The fourteenth season of ER, now available to own on DVD from Warner Home Video, delivered all the drama that fans came to expect from the perennial Emmy winning medical show. The DVD set includes some limited but satisfying extras and an excellent video transfer that makes the set a must-buy for fans.
Overall Grade: B+
Show Grade: A+
Video Grade: A
Audio Grade: B+
Special Features Grade: C
DVD Set Details:
5 DVD Set, 19 episodes. Anamorphic video (for widescreen TVs) and Dolby Digital sound. DVD case insert booklet contains full episode list with summaries, writer and director credits, and original television airdate.
Special Features: Outpatient Outtakes (Deleted Scenes) available on 13 of 19 episodes; Paley Center for Media Q&A with cast and crew (Disc 5); Gag Reel (Disc 5).
Here's the official synopsis:
At an ER party, Nurse Chuny Marquez recalls, “I still remember when Mark Green and Doug Ross were running the place.” “Who?” asks a newcomer. So much has happened in 14 seasons, so many people have come and gone, but the chaos of saving lives and the dedication of the people who make County General run remain. In this penultimate season of the powerful, award-winning series, personal tragedies threaten – and sometimes strengthen – relationships among the staff. And the patients bring their own compelling stories. A boy genius diagnoses his mysterious illness, a cancer-ridden prison doctor is haunted by the men he put to death, a woman arrives in the ER expecting her 13th baby. Triumph, loss, tears, joy…next!
Anyone who was watched ER with any regularity knows the obvious: it was not only the best medical drama on television, it was one of the best shows on TV, period. As season 14 opens, the original cast is long gone, but the show remains highly entertaining, thanks to a solid ensemble cast and great writing that manages to stay fresh and relevant after all these years.
I am not a devoted fan of ER, or medical shows in general, and I had only seen a handful of Season 14 episodes. I must admit, however, that I found watching these episodes riveting, moving, and entertaining. After finishing one episode, I was ready to dive into another, but be warned: watching too many at one time will leave you emotionally exhausted.

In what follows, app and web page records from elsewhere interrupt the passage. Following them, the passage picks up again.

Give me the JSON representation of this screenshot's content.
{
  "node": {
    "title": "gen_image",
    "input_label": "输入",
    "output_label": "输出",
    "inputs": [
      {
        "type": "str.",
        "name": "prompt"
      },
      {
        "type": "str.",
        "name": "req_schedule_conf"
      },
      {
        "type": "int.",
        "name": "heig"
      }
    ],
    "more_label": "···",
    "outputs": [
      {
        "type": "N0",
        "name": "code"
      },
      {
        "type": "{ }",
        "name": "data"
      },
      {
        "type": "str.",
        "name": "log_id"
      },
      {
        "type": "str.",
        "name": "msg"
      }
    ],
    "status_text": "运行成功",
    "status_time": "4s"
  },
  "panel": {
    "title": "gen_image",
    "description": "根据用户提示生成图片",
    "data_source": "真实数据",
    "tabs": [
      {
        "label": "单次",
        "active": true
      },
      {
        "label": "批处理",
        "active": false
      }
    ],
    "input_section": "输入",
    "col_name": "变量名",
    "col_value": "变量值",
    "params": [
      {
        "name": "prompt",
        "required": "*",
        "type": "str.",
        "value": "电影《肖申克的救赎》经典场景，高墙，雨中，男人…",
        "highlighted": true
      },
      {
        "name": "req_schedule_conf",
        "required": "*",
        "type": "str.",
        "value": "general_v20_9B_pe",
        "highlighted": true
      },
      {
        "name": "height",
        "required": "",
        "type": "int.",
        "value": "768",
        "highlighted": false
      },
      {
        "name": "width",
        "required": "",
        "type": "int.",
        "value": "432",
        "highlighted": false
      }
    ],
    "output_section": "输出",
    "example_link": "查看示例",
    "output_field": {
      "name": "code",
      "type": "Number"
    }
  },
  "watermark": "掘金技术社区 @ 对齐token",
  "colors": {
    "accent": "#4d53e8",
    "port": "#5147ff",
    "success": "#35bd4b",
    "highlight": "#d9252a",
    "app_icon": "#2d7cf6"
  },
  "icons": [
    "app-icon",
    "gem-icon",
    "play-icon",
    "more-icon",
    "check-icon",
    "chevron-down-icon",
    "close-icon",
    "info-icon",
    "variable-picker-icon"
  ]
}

Goran Visnjic (Luka) and Maura Tierney (Abby) are the show's heart and soul, as their personal lives often take center stage this season. Mekhi Phifer (Pratt), John Stamos (Tony), and Parminder Nagra (Neela) all had great moments in a season that celebrated the show's milestone 300th episode.
The season begins with Neela nearly dying as the result of the events in the previous season's finale, and ends with a cliffhanger that leaves the fate of another cast member in doubt. In between, a number of important character arcs played out, and many episodes, in true ER style, were elevated by some outstanding performances by guest stars, including Stanley Tucci, Peter Fonda, and Reiko Aylesworth. Hal Holbrook and Steve Buscemi have great roles in the season finale.
The standard DVD set gets all the basics done right. Video is crisp and clear, and even though it isn't HD, it looked perfectly fine on my Samsung 47 inch HDTV. There was a little grain visible in the image, but it didn't detract from the presentation at all.
Audio is Dolby Digital, and while it is mixed well, it isn't totally immersive. This is a TV show after all, so I wasn't expecting a six-channel audio-fest. For what it is, it gets the job done.
The case makes DVD removal easy, and comes packed inside a slip cover. Nothing flashy, but it is far better than case holders that overlap DVDs on the leaves, meaning you sometimes have to remove a couple to get the one you want. I hate those.
The enclosed booklet is a nice reference tool. I usually end up wanting to look up a particular episode (so I can know which disc to pull out) or see when it aired, and the booklet provides both.
The special features aren't exactly plentiful, but what is provided is nicely done. The Paley Center for Media often holds tribute/Q&A sessions on TV's most acclaimed shows, and this particular tribute focuses on the 300th episode. There were some nice moments from the cast in this feature that fans will enjoy.
Deleted scenes, called "Outpatient Outtakes," are included on 13 of the 19 episodes. They are accessible in a separate menu or by clicking the pair of scissors by each episode title in the menu, a nice little option.
The gag reel, usually a skimpy selection of outtakes on most DVD sets, is a whopping 15 minutes in this set. It's basically the cast tripping over medical jargon, but it is fun to watch. I do wish there were more special features included, especially behind-the-scenes content. For a show like ER, seeing how it is made is probably as entertaining as the show itself.
Buy it, Rent it, or Netflix it?
If you're fan of ER or just good episodic TV, this is a no-brainer: it's a must buy. Even if you're not a fan, you'll want to revisit these episodes. It deserves at least a rent. There are some solid performances here, and some truly moving episodes that will stay with you. ER the complete 14th season is out on store shelves right now for purchase, or you can go to the WB Shop and purchase it direct from them.
For more information on ER or other Warner Brothers television shows on DVD, visit wbtvondvd.com.